◆ Exercise requirements:
Gather the lines below that include the string "OASIS", copying each in full.

◆ The data:

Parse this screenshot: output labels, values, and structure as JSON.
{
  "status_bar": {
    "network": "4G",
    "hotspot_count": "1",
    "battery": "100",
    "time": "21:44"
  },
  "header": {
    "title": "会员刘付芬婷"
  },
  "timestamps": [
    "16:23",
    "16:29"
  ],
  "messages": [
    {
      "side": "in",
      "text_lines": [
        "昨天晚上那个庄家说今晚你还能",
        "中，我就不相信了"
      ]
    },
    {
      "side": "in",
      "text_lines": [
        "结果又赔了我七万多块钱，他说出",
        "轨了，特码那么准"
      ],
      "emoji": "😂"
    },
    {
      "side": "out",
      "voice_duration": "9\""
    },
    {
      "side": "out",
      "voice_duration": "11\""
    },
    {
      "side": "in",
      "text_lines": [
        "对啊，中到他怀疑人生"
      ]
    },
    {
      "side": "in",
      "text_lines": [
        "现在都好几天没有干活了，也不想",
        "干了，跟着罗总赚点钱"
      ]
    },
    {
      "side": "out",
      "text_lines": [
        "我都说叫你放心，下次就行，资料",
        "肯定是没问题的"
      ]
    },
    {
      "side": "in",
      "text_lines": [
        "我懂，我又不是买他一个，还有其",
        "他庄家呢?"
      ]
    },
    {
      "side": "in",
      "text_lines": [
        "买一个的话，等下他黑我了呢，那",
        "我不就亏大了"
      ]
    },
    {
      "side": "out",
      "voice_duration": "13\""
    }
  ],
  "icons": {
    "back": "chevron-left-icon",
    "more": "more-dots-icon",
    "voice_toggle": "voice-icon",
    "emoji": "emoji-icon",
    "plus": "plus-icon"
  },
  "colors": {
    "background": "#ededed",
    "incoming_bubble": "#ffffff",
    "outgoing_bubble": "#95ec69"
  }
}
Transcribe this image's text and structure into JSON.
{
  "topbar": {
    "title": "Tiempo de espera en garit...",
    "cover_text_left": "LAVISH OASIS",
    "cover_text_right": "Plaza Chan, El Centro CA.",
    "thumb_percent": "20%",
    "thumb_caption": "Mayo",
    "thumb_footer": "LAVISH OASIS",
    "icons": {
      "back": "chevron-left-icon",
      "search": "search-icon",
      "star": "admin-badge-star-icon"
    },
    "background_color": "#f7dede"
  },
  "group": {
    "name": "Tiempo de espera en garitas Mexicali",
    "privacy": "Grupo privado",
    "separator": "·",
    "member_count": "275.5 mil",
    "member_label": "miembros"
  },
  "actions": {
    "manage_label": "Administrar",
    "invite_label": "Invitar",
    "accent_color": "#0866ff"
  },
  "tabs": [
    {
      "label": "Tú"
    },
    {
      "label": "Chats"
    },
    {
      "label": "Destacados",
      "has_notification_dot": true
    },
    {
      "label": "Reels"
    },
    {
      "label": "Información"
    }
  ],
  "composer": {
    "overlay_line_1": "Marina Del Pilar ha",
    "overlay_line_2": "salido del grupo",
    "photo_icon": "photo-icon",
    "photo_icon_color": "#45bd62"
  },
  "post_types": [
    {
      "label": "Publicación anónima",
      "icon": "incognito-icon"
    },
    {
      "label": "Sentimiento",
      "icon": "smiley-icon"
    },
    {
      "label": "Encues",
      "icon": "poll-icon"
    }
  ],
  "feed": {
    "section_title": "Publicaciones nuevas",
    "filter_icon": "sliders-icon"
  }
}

◆ Exercise solution:
    "cover_text_left": "LAVISH OASIS",
    "thumb_footer": "LAVISH OASIS",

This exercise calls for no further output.